I recently had the pleasure of visiting Zion National Park in southern Utah, and from the moment I drove the car into the canyon the immensity of that beautiful canyon was overwhelming. Standing in the shadow of the Navajo sandstone towering thousands of feet overhead, it was impossible not to consider the way the Virgin River carved those incredible domes and amphitheaters over millennia of slow, methodical work.
It just so happened the book accompanying me on my trip was the latest from Russell Carleton, The New Ballgame: The Not-So-Hidden Forces Shaping Modern Baseball. As I listened to guides and read signs throughout Zion, I couldn’t help but relate those to what Carleton set out to do in his book.
Baseball is our most conservative sport, famously resistant to change. Just ask an older relative and they’ll remind you that the game is perfect and doesn’t even need to change. But like Zion Canyon, the game of baseball is constantly shifting and becoming something new, and Carleton does a great job tracing the game’s Virgin River, be it Rob Manfred or analytics or just common sense, that slowly shaped the game into the glorious thing it is today.
Carleton is a long-time writer for Baseball Prospectus and previously authored The Shift in 2018. I’ve been a fan of his work for some time because he has a terrific ability to make complex ideas hard and to make big topics feel personal. The Shift was a great collection of essays about how the game had become what it was in ‘18, including (natch) the increased reliance on shifts, but as good as the writing was it was more like a deeper dive into his work at BP than a book-length narrative.
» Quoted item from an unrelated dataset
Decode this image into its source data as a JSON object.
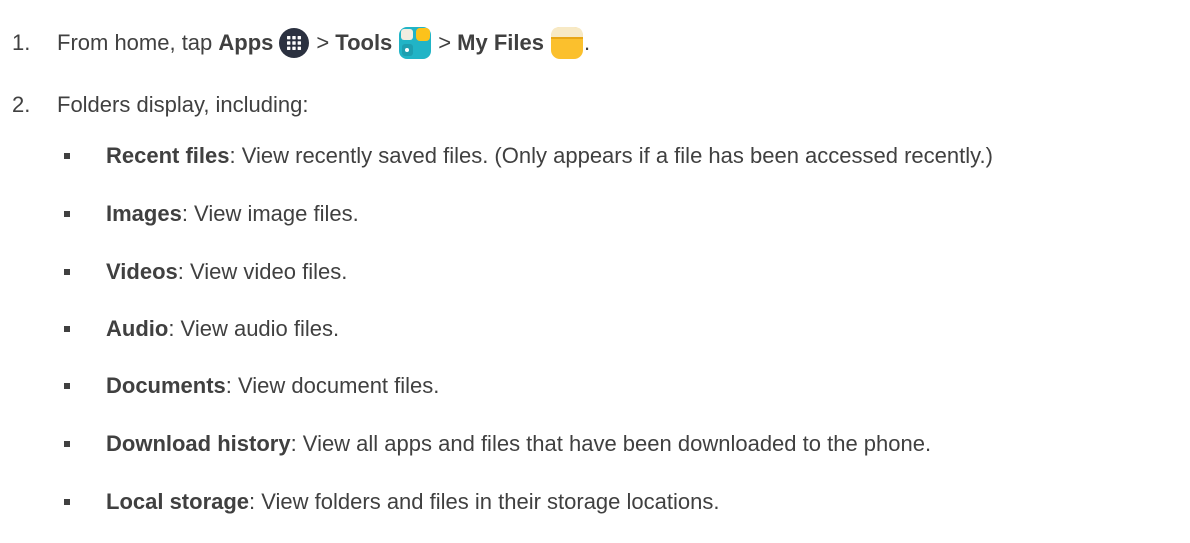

Where The New Ballgame succeeds is in Carleton’s deliberate decision to create a work that runs together to form a cohesive story. Starting from why modern pitching staffs have become so bloated to how that has led teams to develop players in multiple positions and how proper support for minor leaguers is still a crucial aspect of success, he weaves together a story that makes sense and better informs the reader. Throughout, Carleton uses ample statistics and graphs to illustrate and support his points, which breaks up the text and makes it more enjoyable and easier to digest.
Though there are some of what he might call “gory mathematical details,” Carleton is a talented writer — not least because of his ability to make the text relatable. He centers his writing around his “five facts,” or the mini-speech he might share upon meeting someone for the first time. This narrative choice allows him to come back to the fact he’s a father or a psychology researcher or lives in Atlanta in order to associate his personal details to something broad and connect with the reader. The most relatable of his facts for many of you reading this, of course, will be the fact that he’s a native son of Cleveland and has worn the heartbreak of the Guardians the same as the rest of us.
Though he knows our unique sorrow, his experience outside of Cleveland, including stints working for teams such as the Mets, has allowed him a great vantage from which to chronicle the changes in baseball. The New Ballgame is a terrific read because of the way he blends his experience and knowledge with great writing ability.
His personality is equally enjoyable, and I was fortunate enough to have him join me for an interview. You can listen to our full conversation here.
The New Ballgame is available now via Triumph Books. You can find it at your local library or purchase it from an independent retailer or via Bookshop.org.